Many communities, an integral part of these markets, are no ‘outsiders’ in Goa. Why, a lot of them have been born in Goa itself as their parents or grandparents came to Goa decades ago, some even before Goa was annexed to India from the Portuguese. The other famous market that draws people from all across is the Calangute Market, particularly the Tibetan Handicrafts and Jewellery Market — a few metres before the popular Calangute Beach, that is set up throughout the week during the ‘season’. While the beach zone has shops that sell clothes, hats, footwear and tattoo salons, the Tibetan Market is famous for jewellery, particularly silver and stones of all types, Tibetan handicrafts and recycled handmade paper.
Regulars at the fair
Mussoorie-based Tibetan siblings, Dorjee Bhotia and his sister Dawa lamo Bhotia have been coming to Calangute during the ‘season’ from November through April for several years now. After the season ends in Goa, they take a month-long break in their home town of Mussoorie and then head out to Ladakh for the next 4-5 months where they sell antiques. “Both our parents came to India from Tibet when the refugee crisis hit the country decades ago. We were born in India and now this is our home.”
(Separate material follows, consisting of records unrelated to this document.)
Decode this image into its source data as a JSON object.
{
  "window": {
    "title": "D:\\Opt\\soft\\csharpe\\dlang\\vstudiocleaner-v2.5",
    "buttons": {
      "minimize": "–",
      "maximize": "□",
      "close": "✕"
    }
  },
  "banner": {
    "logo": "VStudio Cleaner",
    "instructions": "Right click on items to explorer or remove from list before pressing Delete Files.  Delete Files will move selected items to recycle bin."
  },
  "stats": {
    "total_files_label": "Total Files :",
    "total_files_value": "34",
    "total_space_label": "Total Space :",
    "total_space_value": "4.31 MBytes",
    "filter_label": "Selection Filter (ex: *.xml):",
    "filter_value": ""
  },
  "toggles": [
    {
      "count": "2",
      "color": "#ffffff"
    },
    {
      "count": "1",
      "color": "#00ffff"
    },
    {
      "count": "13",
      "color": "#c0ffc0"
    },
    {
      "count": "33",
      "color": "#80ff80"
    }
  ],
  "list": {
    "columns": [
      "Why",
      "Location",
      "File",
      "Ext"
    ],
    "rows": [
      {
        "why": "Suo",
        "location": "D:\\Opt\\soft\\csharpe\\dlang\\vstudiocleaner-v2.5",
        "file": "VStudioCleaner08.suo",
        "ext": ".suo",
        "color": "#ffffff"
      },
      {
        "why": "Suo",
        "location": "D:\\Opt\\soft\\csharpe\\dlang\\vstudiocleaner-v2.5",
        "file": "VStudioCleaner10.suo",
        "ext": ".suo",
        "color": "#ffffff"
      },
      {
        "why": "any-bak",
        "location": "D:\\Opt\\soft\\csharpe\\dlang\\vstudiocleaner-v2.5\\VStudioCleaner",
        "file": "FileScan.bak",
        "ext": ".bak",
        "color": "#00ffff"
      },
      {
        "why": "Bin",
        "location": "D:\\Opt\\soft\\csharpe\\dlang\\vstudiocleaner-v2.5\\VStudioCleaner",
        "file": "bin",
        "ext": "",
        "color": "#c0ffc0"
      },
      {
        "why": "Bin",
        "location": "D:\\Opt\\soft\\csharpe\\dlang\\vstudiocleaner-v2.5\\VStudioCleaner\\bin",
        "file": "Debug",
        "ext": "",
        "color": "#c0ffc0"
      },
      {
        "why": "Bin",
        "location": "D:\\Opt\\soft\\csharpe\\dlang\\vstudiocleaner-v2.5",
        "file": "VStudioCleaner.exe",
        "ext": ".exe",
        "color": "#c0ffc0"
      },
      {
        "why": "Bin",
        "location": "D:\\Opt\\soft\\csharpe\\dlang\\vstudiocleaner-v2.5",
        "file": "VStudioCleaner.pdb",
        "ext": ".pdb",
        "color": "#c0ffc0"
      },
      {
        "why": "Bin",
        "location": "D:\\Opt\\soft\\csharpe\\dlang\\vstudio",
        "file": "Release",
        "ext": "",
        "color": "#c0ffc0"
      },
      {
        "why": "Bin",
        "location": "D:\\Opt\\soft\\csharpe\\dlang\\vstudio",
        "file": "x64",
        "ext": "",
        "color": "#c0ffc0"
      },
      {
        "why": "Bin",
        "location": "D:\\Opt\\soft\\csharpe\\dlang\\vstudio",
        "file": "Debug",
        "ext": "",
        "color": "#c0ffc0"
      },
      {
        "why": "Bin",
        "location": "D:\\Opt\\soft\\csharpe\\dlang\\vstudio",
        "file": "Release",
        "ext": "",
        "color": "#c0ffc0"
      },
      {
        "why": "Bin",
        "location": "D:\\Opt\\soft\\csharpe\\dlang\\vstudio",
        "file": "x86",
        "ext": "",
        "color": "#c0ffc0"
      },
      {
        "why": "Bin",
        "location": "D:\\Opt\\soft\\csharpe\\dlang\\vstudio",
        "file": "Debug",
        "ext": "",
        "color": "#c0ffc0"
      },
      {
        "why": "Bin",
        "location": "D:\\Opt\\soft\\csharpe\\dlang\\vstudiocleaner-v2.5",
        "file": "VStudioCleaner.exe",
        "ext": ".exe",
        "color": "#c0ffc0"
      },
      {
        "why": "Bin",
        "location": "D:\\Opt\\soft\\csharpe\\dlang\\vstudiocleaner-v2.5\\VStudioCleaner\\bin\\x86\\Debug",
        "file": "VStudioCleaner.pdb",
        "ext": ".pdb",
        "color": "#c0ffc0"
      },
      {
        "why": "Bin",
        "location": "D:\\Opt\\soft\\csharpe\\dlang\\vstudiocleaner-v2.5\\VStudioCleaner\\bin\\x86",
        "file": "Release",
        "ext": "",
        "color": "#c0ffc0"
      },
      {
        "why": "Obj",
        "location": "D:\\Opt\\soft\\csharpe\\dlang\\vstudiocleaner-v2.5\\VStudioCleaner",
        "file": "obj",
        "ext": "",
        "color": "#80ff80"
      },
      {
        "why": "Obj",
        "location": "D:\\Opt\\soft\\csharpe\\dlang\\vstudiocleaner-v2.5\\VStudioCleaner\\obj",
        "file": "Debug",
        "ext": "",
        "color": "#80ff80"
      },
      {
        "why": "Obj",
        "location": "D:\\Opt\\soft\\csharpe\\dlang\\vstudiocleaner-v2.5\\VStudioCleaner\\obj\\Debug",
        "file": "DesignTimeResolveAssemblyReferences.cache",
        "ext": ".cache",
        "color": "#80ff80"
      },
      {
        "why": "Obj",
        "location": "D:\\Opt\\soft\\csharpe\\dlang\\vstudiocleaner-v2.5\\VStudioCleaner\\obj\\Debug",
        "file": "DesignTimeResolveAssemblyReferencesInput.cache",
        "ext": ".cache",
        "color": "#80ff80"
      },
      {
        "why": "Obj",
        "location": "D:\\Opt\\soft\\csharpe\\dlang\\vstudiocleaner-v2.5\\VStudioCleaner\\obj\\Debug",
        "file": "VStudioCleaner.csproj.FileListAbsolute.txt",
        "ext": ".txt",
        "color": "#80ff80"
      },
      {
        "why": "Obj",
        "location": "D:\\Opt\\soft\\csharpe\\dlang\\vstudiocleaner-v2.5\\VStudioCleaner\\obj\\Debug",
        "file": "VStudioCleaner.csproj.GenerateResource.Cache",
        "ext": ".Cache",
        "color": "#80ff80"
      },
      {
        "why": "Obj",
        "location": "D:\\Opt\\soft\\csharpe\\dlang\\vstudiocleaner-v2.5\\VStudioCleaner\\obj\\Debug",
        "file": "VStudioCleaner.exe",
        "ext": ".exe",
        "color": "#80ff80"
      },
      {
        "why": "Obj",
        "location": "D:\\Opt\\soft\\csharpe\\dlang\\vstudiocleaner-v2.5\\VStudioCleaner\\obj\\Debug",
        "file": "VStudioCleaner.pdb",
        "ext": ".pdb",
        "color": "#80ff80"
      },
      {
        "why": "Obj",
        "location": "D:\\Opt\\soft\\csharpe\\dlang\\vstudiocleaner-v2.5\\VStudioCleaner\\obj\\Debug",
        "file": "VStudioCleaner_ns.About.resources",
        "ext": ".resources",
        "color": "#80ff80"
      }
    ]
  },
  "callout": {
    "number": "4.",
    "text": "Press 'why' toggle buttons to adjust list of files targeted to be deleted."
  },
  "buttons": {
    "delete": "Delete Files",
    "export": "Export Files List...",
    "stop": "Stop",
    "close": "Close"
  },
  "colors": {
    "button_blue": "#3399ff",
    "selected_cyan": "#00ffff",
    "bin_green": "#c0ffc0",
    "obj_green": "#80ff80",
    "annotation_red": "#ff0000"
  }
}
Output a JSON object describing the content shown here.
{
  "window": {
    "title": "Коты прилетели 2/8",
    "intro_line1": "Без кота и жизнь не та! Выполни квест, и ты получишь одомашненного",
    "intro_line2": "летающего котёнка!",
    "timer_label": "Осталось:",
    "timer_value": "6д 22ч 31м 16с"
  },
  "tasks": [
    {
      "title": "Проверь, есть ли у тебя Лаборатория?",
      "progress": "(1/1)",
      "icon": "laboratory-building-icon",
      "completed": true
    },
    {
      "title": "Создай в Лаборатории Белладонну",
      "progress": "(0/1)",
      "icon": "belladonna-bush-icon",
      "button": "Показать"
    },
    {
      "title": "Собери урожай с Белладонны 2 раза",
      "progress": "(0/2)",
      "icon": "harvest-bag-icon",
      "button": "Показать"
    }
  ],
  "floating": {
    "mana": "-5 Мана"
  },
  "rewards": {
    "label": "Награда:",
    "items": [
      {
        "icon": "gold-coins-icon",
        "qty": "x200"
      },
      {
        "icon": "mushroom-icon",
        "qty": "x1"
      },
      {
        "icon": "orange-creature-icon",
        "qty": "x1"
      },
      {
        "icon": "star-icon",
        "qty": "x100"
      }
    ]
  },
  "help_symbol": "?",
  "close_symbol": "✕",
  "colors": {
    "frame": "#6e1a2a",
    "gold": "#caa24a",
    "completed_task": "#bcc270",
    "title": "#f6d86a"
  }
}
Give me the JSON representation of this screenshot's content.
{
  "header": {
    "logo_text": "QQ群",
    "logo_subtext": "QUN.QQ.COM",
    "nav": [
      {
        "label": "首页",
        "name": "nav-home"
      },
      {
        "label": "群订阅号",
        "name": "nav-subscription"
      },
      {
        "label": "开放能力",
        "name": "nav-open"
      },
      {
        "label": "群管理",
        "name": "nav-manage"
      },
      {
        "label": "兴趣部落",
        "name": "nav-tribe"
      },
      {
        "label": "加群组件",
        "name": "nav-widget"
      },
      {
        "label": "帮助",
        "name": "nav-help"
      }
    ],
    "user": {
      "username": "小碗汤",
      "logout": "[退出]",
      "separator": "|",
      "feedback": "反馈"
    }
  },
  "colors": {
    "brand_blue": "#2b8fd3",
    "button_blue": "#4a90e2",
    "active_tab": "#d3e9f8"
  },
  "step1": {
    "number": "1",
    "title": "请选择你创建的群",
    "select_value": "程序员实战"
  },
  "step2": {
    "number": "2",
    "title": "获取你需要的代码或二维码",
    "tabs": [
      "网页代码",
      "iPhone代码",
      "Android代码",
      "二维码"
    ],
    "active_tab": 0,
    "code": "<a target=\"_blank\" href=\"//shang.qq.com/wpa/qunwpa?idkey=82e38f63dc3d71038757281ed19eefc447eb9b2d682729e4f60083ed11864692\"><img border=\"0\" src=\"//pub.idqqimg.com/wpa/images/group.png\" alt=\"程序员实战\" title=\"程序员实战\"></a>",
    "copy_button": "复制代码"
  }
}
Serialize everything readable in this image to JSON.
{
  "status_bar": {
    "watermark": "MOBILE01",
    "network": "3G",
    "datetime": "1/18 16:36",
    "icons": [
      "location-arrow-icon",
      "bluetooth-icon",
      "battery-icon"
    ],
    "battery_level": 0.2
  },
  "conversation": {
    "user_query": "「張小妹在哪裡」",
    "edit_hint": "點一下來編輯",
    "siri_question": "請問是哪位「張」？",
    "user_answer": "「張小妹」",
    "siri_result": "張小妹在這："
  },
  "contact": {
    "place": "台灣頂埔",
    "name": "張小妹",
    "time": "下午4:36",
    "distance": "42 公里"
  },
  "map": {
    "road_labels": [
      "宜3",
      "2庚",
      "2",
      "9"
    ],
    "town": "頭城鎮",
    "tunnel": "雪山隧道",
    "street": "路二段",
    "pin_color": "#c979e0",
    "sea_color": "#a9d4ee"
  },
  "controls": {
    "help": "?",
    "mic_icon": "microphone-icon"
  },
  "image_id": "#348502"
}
Arambol, the Bohemian beach town in North Goa, where the world’s most creative are known to converge to eat, drink and sing together, has a market where foreigners ‘set up shop’ on the beach selling exotic wares, jewellery, trinkets, glass pipes, handmade even ‘refurbished’ clothes and swimwear in evenings during season. The Mapusa Flea Market remains open through the week but transforms into a Goan flea market on Fridays offering meat, fresh fish, fruits, vegetables, clothes, utensils, Goan spices, Goan sausages, cashew feni and organic food. There are several other flea markets — a few private and a couple doling only luxury goods — that attract visitors of different nationalities. Like Mackies’ Night Bazaar set up on the banks of River Baga, Chapora Fish Market is set up in the fishing village of Chapora.
Goa’s flea markets are a thrill for buyers holding a promise of providing the perfect purchase, the best of fish-curry and good music to boot. They have a global appeal and diverse wares guaranteed to offer something for everyone.
Interestingly, most of these markets have foreigners selling wares, cooking exotic foods, selling makes from their own lands almost creating a global showroom of sorts.
And, with live music, it’s the perfect place to let your hair down and buy, binge and bask in all things Goan.